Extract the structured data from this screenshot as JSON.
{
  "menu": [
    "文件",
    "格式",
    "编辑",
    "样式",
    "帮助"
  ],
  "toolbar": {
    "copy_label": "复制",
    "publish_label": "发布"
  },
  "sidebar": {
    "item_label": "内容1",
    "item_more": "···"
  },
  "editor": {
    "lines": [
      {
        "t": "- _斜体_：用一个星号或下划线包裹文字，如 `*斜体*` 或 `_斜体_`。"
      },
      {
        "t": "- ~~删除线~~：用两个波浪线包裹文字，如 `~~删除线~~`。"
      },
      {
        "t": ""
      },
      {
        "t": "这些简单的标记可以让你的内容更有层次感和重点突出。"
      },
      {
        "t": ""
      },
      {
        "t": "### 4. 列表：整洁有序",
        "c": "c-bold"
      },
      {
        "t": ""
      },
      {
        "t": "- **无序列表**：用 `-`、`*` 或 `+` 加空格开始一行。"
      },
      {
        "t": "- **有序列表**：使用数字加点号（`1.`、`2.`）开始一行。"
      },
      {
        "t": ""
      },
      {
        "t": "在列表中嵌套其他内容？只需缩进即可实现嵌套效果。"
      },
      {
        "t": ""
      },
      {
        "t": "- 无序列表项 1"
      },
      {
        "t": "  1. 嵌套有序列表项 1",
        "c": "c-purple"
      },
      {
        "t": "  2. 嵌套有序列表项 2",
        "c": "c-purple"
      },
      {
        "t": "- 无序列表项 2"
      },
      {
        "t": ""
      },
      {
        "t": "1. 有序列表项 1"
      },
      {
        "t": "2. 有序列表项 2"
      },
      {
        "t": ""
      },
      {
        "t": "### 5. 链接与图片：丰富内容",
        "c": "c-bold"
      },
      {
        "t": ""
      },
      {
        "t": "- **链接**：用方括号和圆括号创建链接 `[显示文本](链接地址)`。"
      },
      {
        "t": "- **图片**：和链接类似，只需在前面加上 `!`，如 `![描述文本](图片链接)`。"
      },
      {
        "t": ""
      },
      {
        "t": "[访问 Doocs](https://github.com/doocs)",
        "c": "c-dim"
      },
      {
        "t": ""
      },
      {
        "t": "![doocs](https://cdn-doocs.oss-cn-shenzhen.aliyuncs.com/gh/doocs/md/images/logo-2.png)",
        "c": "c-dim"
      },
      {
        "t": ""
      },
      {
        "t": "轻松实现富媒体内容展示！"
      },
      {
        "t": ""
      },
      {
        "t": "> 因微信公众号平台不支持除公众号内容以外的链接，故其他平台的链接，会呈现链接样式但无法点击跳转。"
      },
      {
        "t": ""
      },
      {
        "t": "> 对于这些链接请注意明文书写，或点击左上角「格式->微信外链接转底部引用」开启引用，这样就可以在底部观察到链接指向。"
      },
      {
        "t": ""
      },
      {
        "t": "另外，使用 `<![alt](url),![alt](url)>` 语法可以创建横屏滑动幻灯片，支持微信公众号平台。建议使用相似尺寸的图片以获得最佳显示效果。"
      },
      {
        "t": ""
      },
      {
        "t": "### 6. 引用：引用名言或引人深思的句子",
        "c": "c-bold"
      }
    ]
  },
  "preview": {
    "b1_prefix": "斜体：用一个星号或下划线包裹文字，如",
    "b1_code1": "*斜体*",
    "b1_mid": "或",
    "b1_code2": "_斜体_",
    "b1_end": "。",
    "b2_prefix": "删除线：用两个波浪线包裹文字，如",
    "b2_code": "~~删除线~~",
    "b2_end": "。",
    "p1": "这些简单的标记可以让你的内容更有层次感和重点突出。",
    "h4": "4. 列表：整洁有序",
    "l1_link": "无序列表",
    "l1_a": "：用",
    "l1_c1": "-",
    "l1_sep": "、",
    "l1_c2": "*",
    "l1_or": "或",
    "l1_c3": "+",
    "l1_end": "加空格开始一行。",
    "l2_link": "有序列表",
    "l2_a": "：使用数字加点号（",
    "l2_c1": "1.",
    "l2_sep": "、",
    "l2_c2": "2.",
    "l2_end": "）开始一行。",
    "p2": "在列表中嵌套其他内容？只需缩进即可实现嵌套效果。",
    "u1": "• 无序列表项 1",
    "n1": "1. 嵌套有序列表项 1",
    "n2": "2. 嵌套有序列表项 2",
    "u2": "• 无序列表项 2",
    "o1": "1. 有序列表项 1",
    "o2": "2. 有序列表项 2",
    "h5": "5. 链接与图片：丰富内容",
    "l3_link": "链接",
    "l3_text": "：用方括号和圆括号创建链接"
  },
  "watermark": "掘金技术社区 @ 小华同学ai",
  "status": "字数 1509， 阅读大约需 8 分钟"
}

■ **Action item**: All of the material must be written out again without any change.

■ **Answer section**:
Extract the structured data from this screenshot as JSON.
{
  "menu": [
    "文件",
    "格式",
    "编辑",
    "样式",
    "帮助"
  ],
  "toolbar": {
    "copy_label": "复制",
    "publish_label": "发布"
  },
  "sidebar": {
    "item_label": "内容1",
    "item_more": "···"
  },
  "editor": {
    "lines": [
      {
        "t": "- _斜体_：用一个星号或下划线包裹文字，如 `*斜体*` 或 `_斜体_`。"
      },
      {
        "t": "- ~~删除线~~：用两个波浪线包裹文字，如 `~~删除线~~`。"
      },
      {
        "t": ""
      },
      {
        "t": "这些简单的标记可以让你的内容更有层次感和重点突出。"
      },
      {
        "t": ""
      },
      {
        "t": "### 4. 列表：整洁有序",
        "c": "c-bold"
      },
      {
        "t": ""
      },
      {
        "t": "- **无序列表**：用 `-`、`*` 或 `+` 加空格开始一行。"
      },
      {
        "t": "- **有序列表**：使用数字加点号（`1.`、`2.`）开始一行。"
      },
      {
        "t": ""
      },
      {
        "t": "在列表中嵌套其他内容？只需缩进即可实现嵌套效果。"
      },
      {
        "t": ""
      },
      {
        "t": "- 无序列表项 1"
      },
      {
        "t": "  1. 嵌套有序列表项 1",
        "c": "c-purple"
      },
      {
        "t": "  2. 嵌套有序列表项 2",
        "c": "c-purple"
      },
      {
        "t": "- 无序列表项 2"
      },
      {
        "t": ""
      },
      {
        "t": "1. 有序列表项 1"
      },
      {
        "t": "2. 有序列表项 2"
      },
      {
        "t": ""
      },
      {
        "t": "### 5. 链接与图片：丰富内容",
        "c": "c-bold"
      },
      {
        "t": ""
      },
      {
        "t": "- **链接**：用方括号和圆括号创建链接 `[显示文本](链接地址)`。"
      },
      {
        "t": "- **图片**：和链接类似，只需在前面加上 `!`，如 `![描述文本](图片链接)`。"
      },
      {
        "t": ""
      },
      {
        "t": "[访问 Doocs](https://github.com/doocs)",
        "c": "c-dim"
      },
      {
        "t": ""
      },
      {
        "t": "![doocs](https://cdn-doocs.oss-cn-shenzhen.aliyuncs.com/gh/doocs/md/images/logo-2.png)",
        "c": "c-dim"
      },
      {
        "t": ""
      },
      {
        "t": "轻松实现富媒体内容展示！"
      },
      {
        "t": ""
      },
      {
        "t": "> 因微信公众号平台不支持除公众号内容以外的链接，故其他平台的链接，会呈现链接样式但无法点击跳转。"
      },
      {
        "t": ""
      },
      {
        "t": "> 对于这些链接请注意明文书写，或点击左上角「格式->微信外链接转底部引用」开启引用，这样就可以在底部观察到链接指向。"
      },
      {
        "t": ""
      },
      {
        "t": "另外，使用 `<![alt](url),![alt](url)>` 语法可以创建横屏滑动幻灯片，支持微信公众号平台。建议使用相似尺寸的图片以获得最佳显示效果。"
      },
      {
        "t": ""
      },
      {
        "t": "### 6. 引用：引用名言或引人深思的句子",
        "c": "c-bold"
      }
    ]
  },
  "preview": {
    "b1_prefix": "斜体：用一个星号或下划线包裹文字，如",
    "b1_code1": "*斜体*",
    "b1_mid": "或",
    "b1_code2": "_斜体_",
    "b1_end": "。",
    "b2_prefix": "删除线：用两个波浪线包裹文字，如",
    "b2_code": "~~删除线~~",
    "b2_end": "。",
    "p1": "这些简单的标记可以让你的内容更有层次感和重点突出。",
    "h4": "4. 列表：整洁有序",
    "l1_link": "无序列表",
    "l1_a": "：用",
    "l1_c1": "-",
    "l1_sep": "、",
    "l1_c2": "*",
    "l1_or": "或",
    "l1_c3": "+",
    "l1_end": "加空格开始一行。",
    "l2_link": "有序列表",
    "l2_a": "：使用数字加点号（",
    "l2_c1": "1.",
    "l2_sep": "、",
    "l2_c2": "2.",
    "l2_end": "）开始一行。",
    "p2": "在列表中嵌套其他内容？只需缩进即可实现嵌套效果。",
    "u1": "• 无序列表项 1",
    "n1": "1. 嵌套有序列表项 1",
    "n2": "2. 嵌套有序列表项 2",
    "u2": "• 无序列表项 2",
    "o1": "1. 有序列表项 1",
    "o2": "2. 有序列表项 2",
    "h5": "5. 链接与图片：丰富内容",
    "l3_link": "链接",
    "l3_text": "：用方括号和圆括号创建链接"
  },
  "watermark": "掘金技术社区 @ 小华同学ai",
  "status": "字数 1509， 阅读大约需 8 分钟"
}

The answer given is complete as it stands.